## Task to complete
Reply only with how many lines of the listing below hold the word "badge".

## Input

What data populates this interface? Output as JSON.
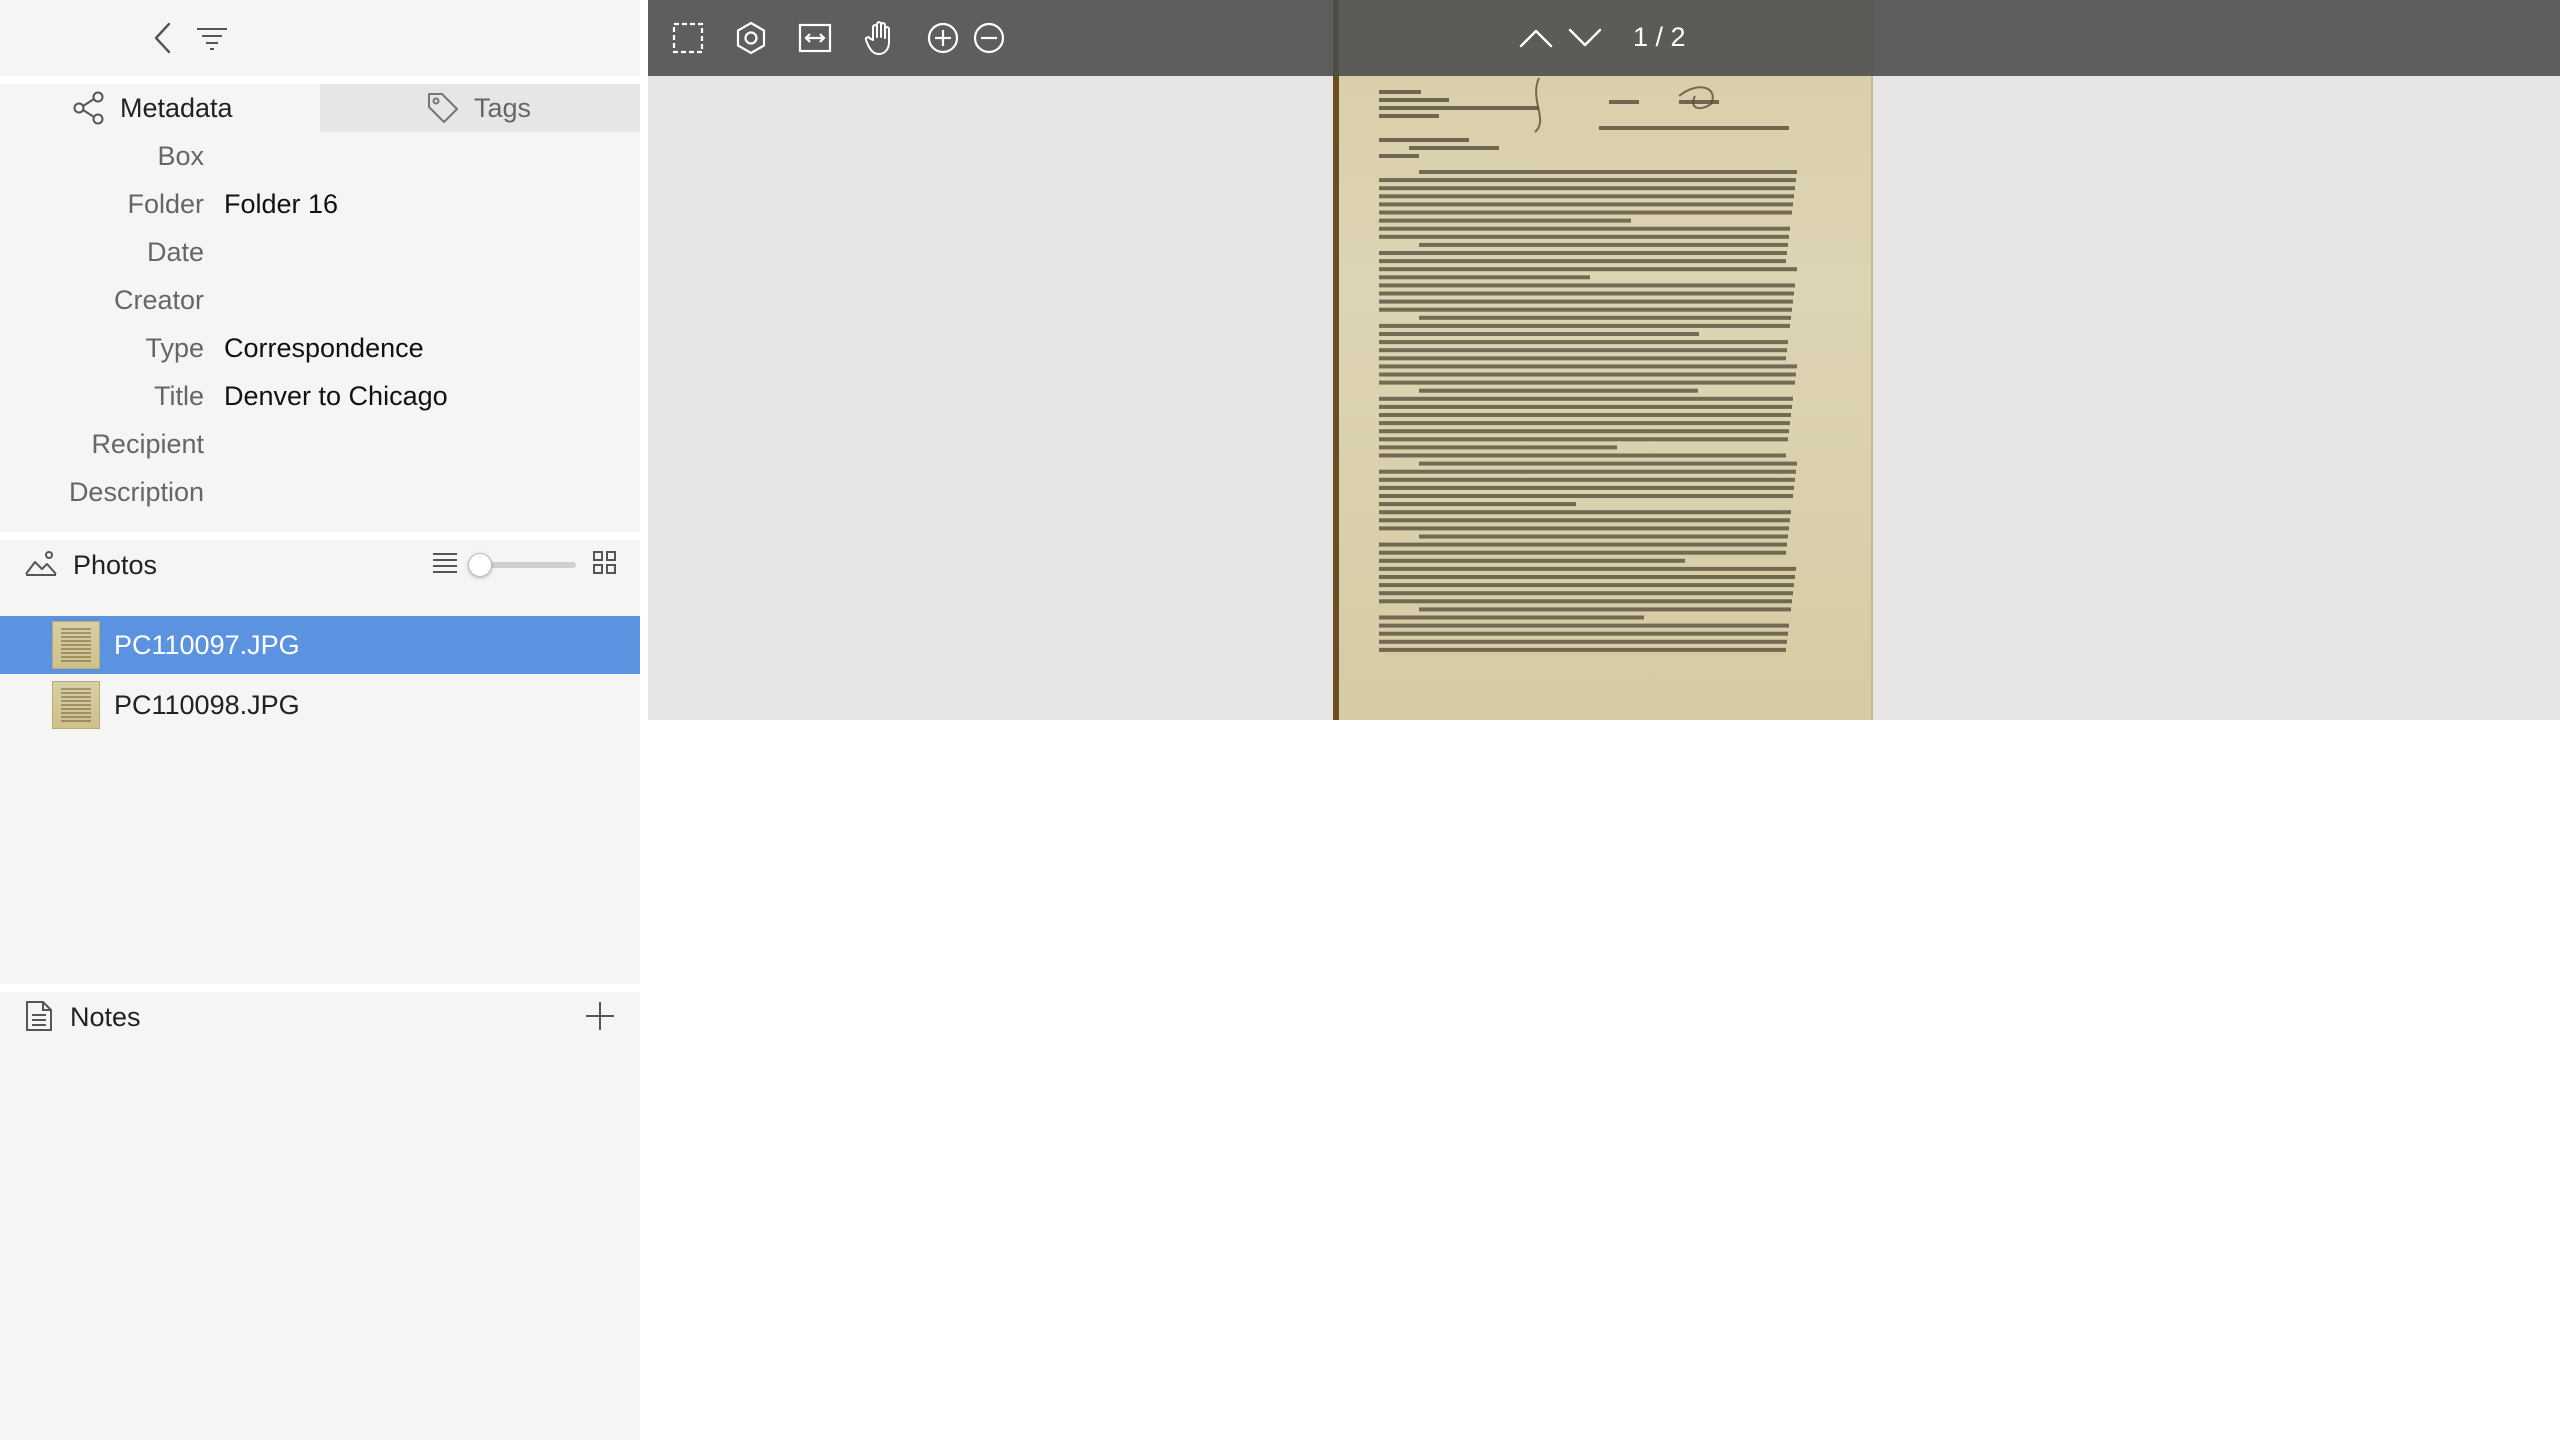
{
  "sidebar": {
    "tabs": {
      "metadata_label": "Metadata",
      "tags_label": "Tags"
    },
    "metadata_fields": [
      {
        "label": "Box",
        "value": ""
      },
      {
        "label": "Folder",
        "value": "Folder 16"
      },
      {
        "label": "Date",
        "value": ""
      },
      {
        "label": "Creator",
        "value": ""
      },
      {
        "label": "Type",
        "value": "Correspondence"
      },
      {
        "label": "Title",
        "value": "Denver to Chicago"
      },
      {
        "label": "Recipient",
        "value": ""
      },
      {
        "label": "Description",
        "value": ""
      }
    ],
    "photos": {
      "title": "Photos",
      "thumbnail_size": 0,
      "items": [
        {
          "name": "PC110097.JPG",
          "selected": true
        },
        {
          "name": "PC110098.JPG",
          "selected": false
        }
      ]
    },
    "notes": {
      "title": "Notes"
    }
  },
  "viewer": {
    "page_indicator": "1 / 2"
  },
  "colors": {
    "selection": "#5b93e0",
    "sidebar_bg": "#f5f5f5",
    "viewer_bg": "#e6e6e6",
    "toolbar_bg": "#4b4b4b",
    "paper": "#ddd4b4"
  },
  "icons": {
    "toolbar": [
      "select-rect-icon",
      "adjust-icon",
      "fit-width-icon",
      "hand-icon",
      "zoom-in-icon",
      "zoom-out-icon",
      "page-up-icon",
      "page-down-icon"
    ],
    "sidebar": [
      "back-icon",
      "filter-icon",
      "share-icon",
      "tag-icon",
      "photos-icon",
      "list-view-icon",
      "grid-view-icon",
      "notes-icon",
      "plus-icon"
    ]
  }
}
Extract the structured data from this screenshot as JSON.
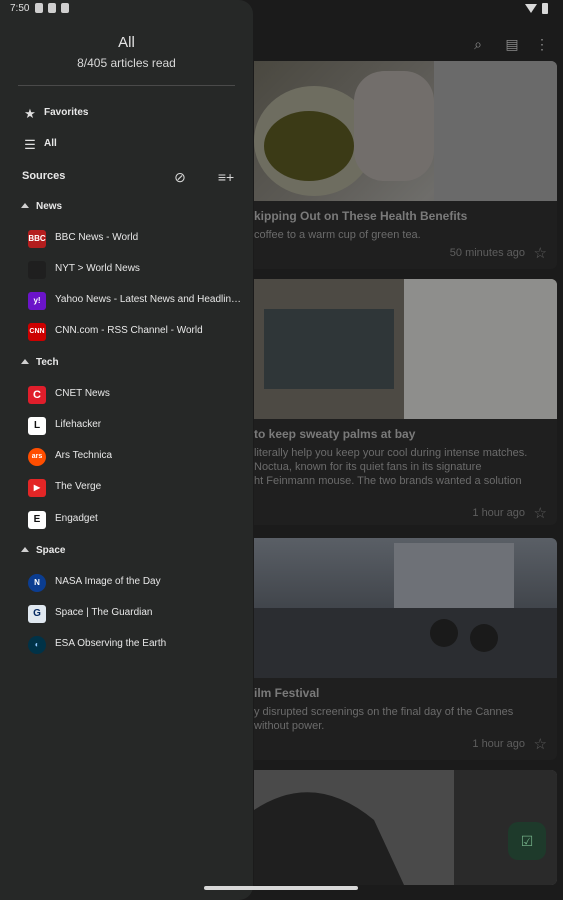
{
  "status": {
    "time": "7:50"
  },
  "drawer": {
    "title": "All",
    "subtitle": "8/405 articles read",
    "favorites_label": "Favorites",
    "all_label": "All",
    "sources_label": "Sources",
    "groups": [
      {
        "label": "News",
        "feeds": [
          {
            "label": "BBC News - World",
            "icon": "bbc-icon",
            "color": "#b41e1e",
            "badge": "BBC"
          },
          {
            "label": "NYT > World News",
            "icon": "nyt-icon",
            "color": "#1f1f1f",
            "badge": ""
          },
          {
            "label": "Yahoo News - Latest News and Headlin…",
            "icon": "yahoo-icon",
            "color": "#6b14c9",
            "badge": "y!"
          },
          {
            "label": "CNN.com - RSS Channel - World",
            "icon": "cnn-icon",
            "color": "#cc0000",
            "badge": "CNN"
          }
        ]
      },
      {
        "label": "Tech",
        "feeds": [
          {
            "label": "CNET News",
            "icon": "cnet-icon",
            "color": "#e01e2b",
            "badge": "C"
          },
          {
            "label": "Lifehacker",
            "icon": "lifehacker-icon",
            "color": "#ffffff",
            "badge": "L"
          },
          {
            "label": "Ars Technica",
            "icon": "ars-icon",
            "color": "#ff4e00",
            "badge": "ars"
          },
          {
            "label": "The Verge",
            "icon": "verge-icon",
            "color": "#e32626",
            "badge": "▶"
          },
          {
            "label": "Engadget",
            "icon": "engadget-icon",
            "color": "#ffffff",
            "badge": "E"
          }
        ]
      },
      {
        "label": "Space",
        "feeds": [
          {
            "label": "NASA Image of the Day",
            "icon": "nasa-icon",
            "color": "#0b3d91",
            "badge": "N"
          },
          {
            "label": "Space | The Guardian",
            "icon": "guardian-icon",
            "color": "#e0e8f0",
            "badge": "G"
          },
          {
            "label": "ESA Observing the Earth",
            "icon": "esa-icon",
            "color": "#003247",
            "badge": "◐"
          }
        ]
      }
    ]
  },
  "articles": [
    {
      "title": "kipping Out on These Health Benefits",
      "summary": "coffee to a warm cup of green tea.",
      "time": "50 minutes ago"
    },
    {
      "title": "to keep sweaty palms at bay",
      "summary": "literally help you keep your cool during intense matches.\nNoctua, known for its quiet fans in its signature\nht Feinmann mouse. The two brands wanted a solution",
      "time": "1 hour ago"
    },
    {
      "title": "ilm Festival",
      "summary": "y disrupted screenings on the final day of the Cannes\nwithout power.",
      "time": "1 hour ago"
    }
  ],
  "colors": {
    "drawer_bg": "#262827",
    "fab_bg": "#1e3a2b"
  }
}
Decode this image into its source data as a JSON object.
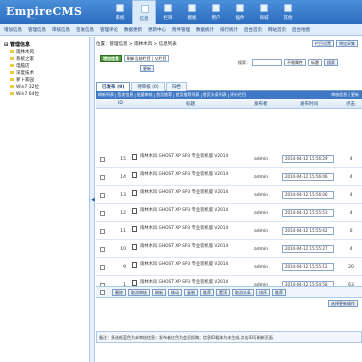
{
  "logo": {
    "text": "EmpireCMS",
    "sub": "-—"
  },
  "topnav": [
    {
      "label": "系统",
      "active": false
    },
    {
      "label": "信息",
      "active": true
    },
    {
      "label": "栏目",
      "active": false
    },
    {
      "label": "模板",
      "active": false
    },
    {
      "label": "用户",
      "active": false
    },
    {
      "label": "插件",
      "active": false
    },
    {
      "label": "商城",
      "active": false
    },
    {
      "label": "其他",
      "active": false
    }
  ],
  "subnav": [
    "增加信息",
    "管理信息",
    "审核信息",
    "签发信息",
    "管理评论",
    "数据更新",
    "更新中心",
    "附件管理",
    "数据统计",
    "排行统计",
    "后台首页",
    "网站首页",
    "后台地图"
  ],
  "sidebar": {
    "root": "管理信息",
    "items": [
      "雨林木风",
      "系统之家",
      "电脑店",
      "深度技术",
      "萝卜家园",
      "Win7 32位",
      "Win7 64位"
    ]
  },
  "breadcrumb": "位置：管理信息 > 雨林木风 > 信息列表",
  "crumb_buttons": [
    "栏目设置",
    "增加采集"
  ],
  "add_button": "增加信息",
  "column_select": "刷新当前栏目 | 父栏目",
  "refresh_button": "更新",
  "search": {
    "label": "搜索：",
    "select1": "不限属性",
    "select2": "标题",
    "button": "搜索"
  },
  "tabs": [
    "已发布 (9)",
    "待审核 (0)",
    "归档"
  ],
  "toolbar": [
    "刷新列表",
    "签发信息",
    "批量审核",
    "首页推荐",
    "首页推荐列表",
    "首页头条列表",
    "评价栏目",
    "评价信息",
    "操作说明"
  ],
  "toolbar_right": "审核信息 | 更新",
  "columns": {
    "id": "ID",
    "title": "标题",
    "publisher": "发布者",
    "time": "发布时间",
    "clicks": "点击"
  },
  "rows": [
    {
      "id": "15",
      "title": "雨林木风 GHOST XP SP3 专业装机版 V2014",
      "publisher": "admin",
      "date": "2014-04-12 15:56:29",
      "clicks": "4"
    },
    {
      "id": "14",
      "title": "雨林木风 GHOST XP SP3 专业装机版 V2014",
      "publisher": "admin",
      "date": "2014-04-12 15:56:06",
      "clicks": "4"
    },
    {
      "id": "13",
      "title": "雨林木风 GHOST XP SP3 专业装机版 V2014",
      "publisher": "admin",
      "date": "2014-04-12 15:56:06",
      "clicks": "4"
    },
    {
      "id": "12",
      "title": "雨林木风 GHOST XP SP3 专业装机版 V2014",
      "publisher": "admin",
      "date": "2014-04-12 15:55:53",
      "clicks": "4"
    },
    {
      "id": "11",
      "title": "雨林木风 GHOST XP SP3 专业装机版 V2014",
      "publisher": "admin",
      "date": "2014-04-12 15:55:42",
      "clicks": "0"
    },
    {
      "id": "10",
      "title": "雨林木风 GHOST XP SP3 专业装机版 V2014",
      "publisher": "admin",
      "date": "2014-04-12 15:55:27",
      "clicks": "4"
    },
    {
      "id": "9",
      "title": "雨林木风 GHOST XP SP3 专业装机版 V2014",
      "publisher": "admin",
      "date": "2014-04-12 15:55:12",
      "clicks": "20"
    },
    {
      "id": "1",
      "title": "雨林木风 GHOST XP SP3 专业装机版 V2014",
      "publisher": "admin",
      "date": "2014-04-12 15:54:58",
      "clicks": "63"
    }
  ],
  "bottom_buttons": [
    "删除",
    "取消审核",
    "刷新",
    "移动",
    "复制",
    "推荐",
    "置顶",
    "取消头条",
    "排序",
    "推荐"
  ],
  "page_button": "选择更新操作",
  "note": "备注：多选框蓝色为未审核信息；发布者红色为会员投稿；信息ID粗体为未生成,点击ID可刷新页面."
}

## Output below
12